Take each line of the records below that contains the string "Religious" and copy it.

[INPUT DATA Boundary: Start]

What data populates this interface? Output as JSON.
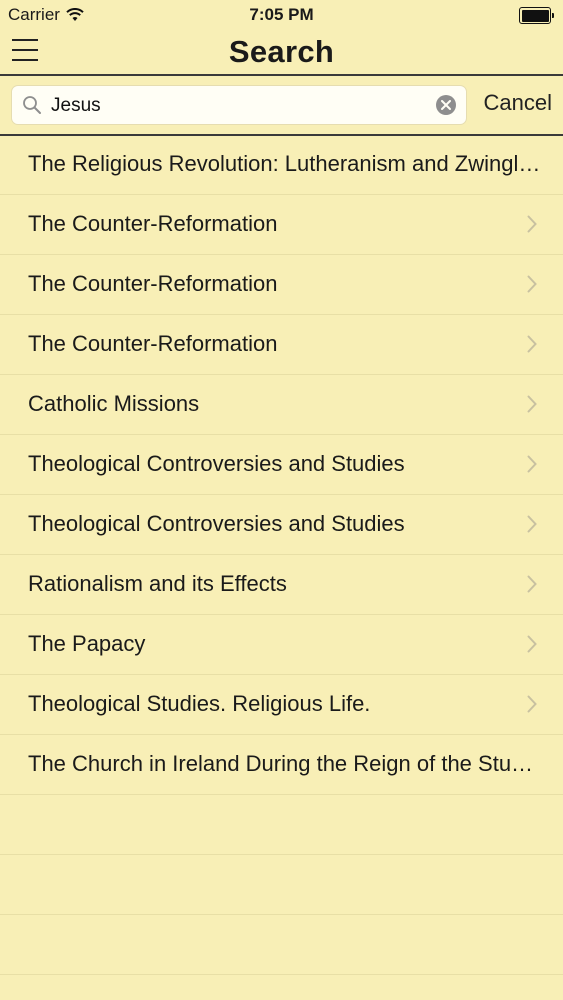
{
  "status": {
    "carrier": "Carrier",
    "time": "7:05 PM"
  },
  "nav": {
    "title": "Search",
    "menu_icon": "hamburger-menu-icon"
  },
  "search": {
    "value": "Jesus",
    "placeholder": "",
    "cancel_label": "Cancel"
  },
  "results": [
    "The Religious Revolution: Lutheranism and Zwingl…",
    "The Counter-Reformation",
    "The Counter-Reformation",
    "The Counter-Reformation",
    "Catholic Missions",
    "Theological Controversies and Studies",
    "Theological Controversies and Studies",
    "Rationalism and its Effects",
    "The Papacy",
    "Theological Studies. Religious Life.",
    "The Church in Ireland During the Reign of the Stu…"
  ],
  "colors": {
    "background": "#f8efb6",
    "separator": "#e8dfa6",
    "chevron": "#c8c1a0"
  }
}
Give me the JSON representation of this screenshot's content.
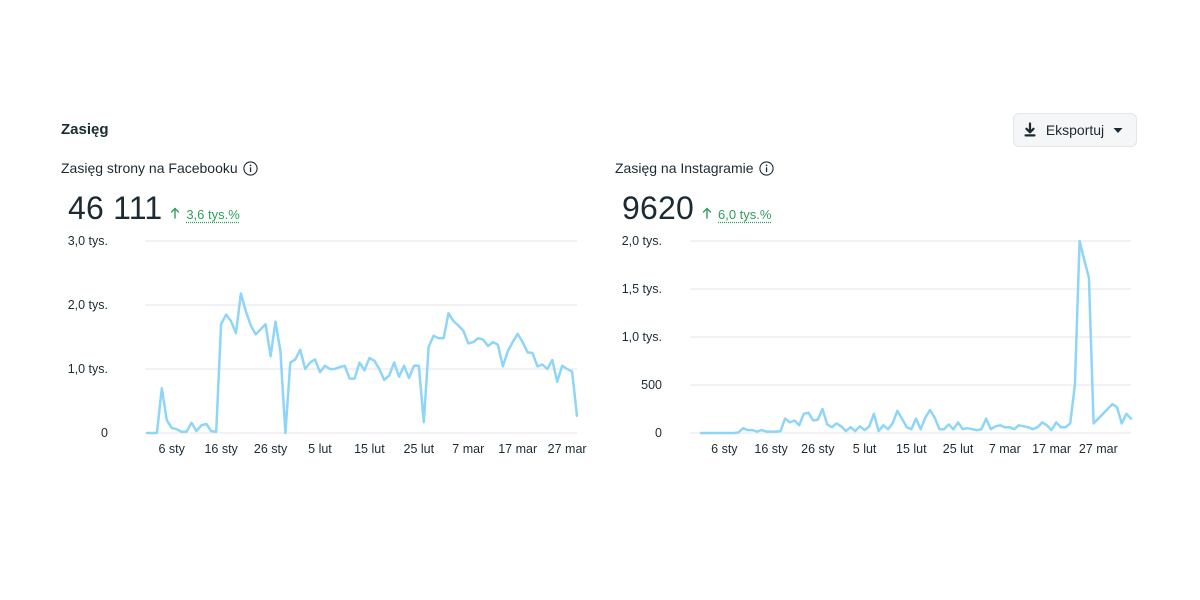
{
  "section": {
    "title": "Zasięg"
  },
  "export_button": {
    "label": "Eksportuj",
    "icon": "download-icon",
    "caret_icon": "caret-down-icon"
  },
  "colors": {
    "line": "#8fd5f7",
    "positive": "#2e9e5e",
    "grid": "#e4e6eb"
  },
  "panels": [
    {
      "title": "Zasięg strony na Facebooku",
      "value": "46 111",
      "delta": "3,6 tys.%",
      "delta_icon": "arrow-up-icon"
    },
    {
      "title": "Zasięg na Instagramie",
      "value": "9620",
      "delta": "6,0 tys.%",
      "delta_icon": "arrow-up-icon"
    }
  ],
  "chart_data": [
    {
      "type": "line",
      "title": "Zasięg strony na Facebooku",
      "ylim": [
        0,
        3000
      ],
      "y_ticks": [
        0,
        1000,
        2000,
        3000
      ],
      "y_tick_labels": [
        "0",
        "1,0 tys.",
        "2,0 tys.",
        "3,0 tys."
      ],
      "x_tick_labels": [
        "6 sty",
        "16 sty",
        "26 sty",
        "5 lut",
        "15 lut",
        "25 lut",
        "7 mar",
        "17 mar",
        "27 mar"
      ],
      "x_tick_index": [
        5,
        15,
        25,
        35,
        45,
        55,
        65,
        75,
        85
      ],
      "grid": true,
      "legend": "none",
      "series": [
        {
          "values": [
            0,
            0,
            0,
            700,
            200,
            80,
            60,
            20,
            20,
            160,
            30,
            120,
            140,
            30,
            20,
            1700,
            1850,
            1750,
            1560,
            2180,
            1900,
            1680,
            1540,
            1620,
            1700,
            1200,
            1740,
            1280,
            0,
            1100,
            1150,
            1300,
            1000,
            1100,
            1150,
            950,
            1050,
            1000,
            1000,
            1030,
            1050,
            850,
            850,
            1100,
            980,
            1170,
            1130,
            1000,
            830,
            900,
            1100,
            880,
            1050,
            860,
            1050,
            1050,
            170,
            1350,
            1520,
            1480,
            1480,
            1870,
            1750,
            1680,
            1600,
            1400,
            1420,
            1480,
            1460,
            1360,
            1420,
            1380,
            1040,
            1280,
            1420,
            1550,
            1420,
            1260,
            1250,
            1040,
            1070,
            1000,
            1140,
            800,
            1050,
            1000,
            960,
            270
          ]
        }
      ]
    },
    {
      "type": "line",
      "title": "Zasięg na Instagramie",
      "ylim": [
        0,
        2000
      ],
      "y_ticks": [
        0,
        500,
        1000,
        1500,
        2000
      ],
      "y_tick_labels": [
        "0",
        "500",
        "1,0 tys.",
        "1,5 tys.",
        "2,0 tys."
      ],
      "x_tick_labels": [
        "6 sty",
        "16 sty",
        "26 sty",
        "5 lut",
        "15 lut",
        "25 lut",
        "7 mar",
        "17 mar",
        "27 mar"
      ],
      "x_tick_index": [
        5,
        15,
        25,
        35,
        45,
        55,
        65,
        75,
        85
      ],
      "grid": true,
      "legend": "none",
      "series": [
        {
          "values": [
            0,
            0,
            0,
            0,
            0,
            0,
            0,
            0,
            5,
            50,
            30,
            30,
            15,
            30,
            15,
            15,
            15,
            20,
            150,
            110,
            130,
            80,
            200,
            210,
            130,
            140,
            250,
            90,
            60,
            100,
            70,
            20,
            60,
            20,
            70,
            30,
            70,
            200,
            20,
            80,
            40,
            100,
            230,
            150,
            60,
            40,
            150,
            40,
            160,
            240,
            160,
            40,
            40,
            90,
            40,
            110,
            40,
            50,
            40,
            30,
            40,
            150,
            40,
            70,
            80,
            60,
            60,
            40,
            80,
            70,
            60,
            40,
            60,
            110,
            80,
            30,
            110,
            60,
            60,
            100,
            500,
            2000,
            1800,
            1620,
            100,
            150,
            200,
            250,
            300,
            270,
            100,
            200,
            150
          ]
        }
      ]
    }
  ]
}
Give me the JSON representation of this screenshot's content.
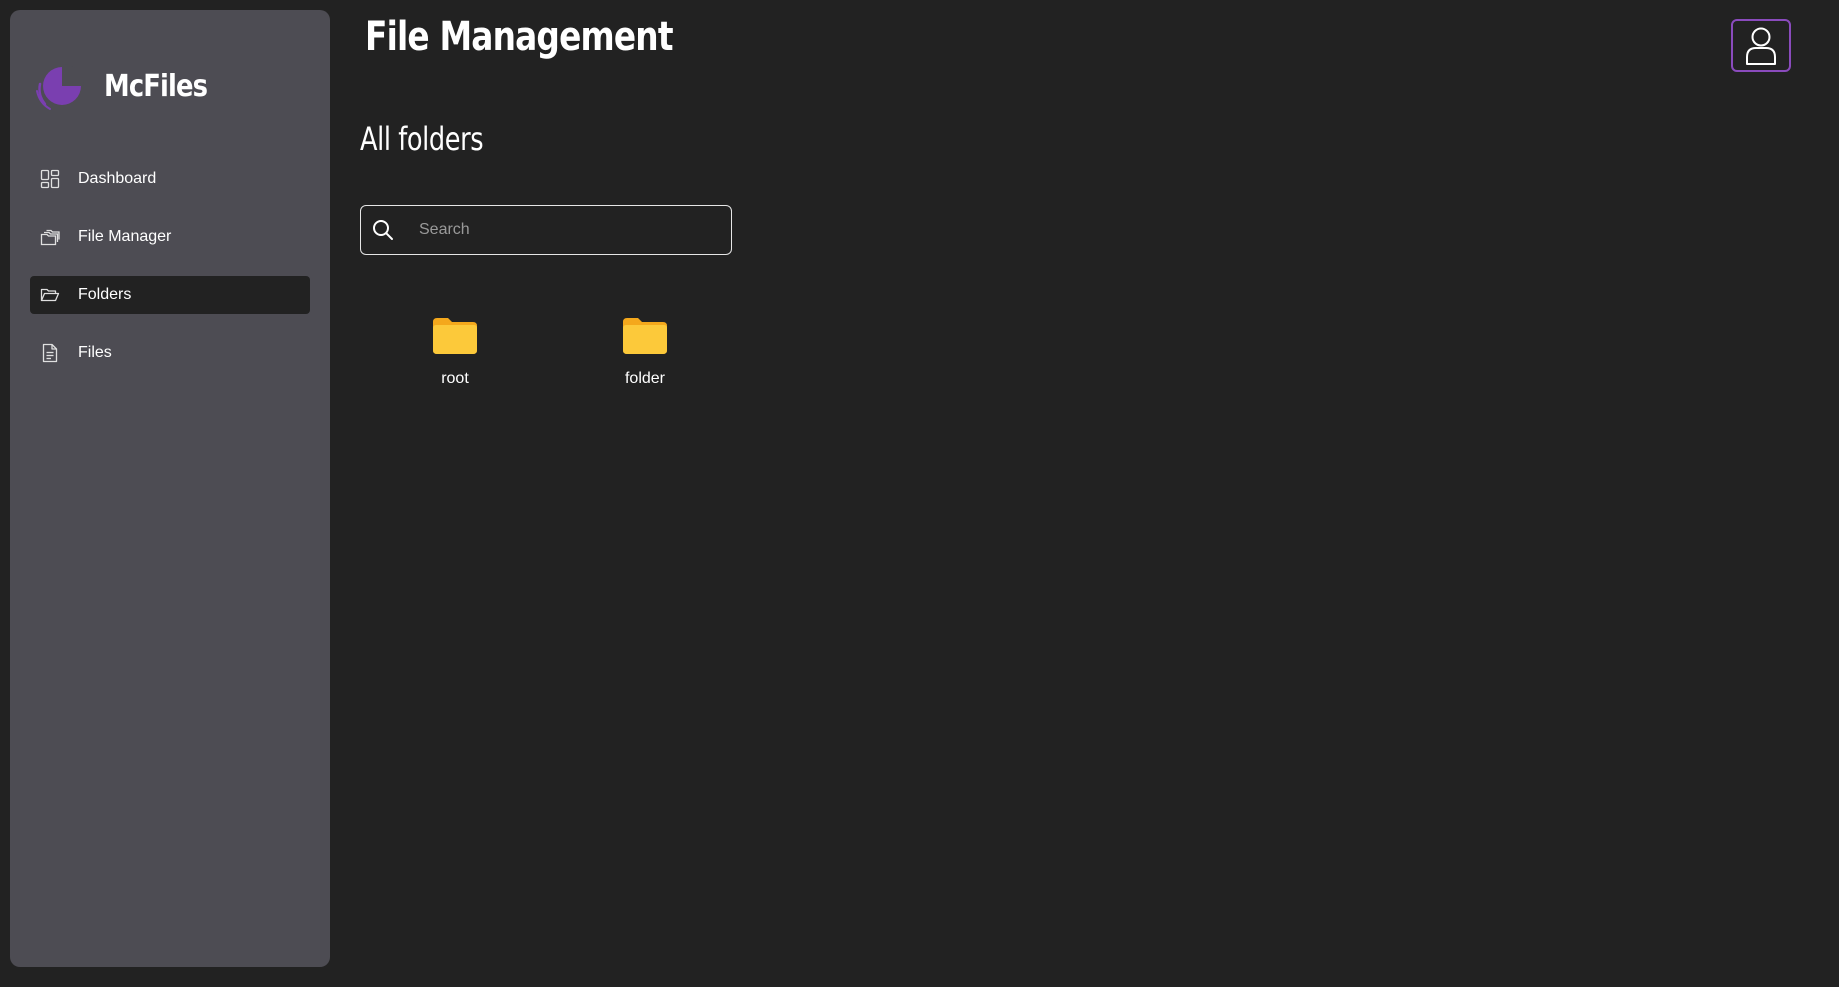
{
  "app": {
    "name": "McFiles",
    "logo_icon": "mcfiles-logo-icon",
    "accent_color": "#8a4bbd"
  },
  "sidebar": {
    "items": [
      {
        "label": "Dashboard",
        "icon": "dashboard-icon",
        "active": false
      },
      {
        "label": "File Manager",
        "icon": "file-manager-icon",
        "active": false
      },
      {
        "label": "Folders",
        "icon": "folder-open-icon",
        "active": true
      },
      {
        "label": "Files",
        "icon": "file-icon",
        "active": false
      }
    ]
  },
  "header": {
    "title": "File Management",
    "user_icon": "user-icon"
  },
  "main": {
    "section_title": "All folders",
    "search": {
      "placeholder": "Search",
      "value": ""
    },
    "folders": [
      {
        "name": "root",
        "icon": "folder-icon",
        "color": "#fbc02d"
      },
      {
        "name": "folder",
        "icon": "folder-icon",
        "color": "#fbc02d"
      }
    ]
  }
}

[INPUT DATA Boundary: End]

:: WORKED SOLUTION ::
    "The Religious Revolution: Lutheranism and Zwingl…",
    "Theological Studies. Religious Life.",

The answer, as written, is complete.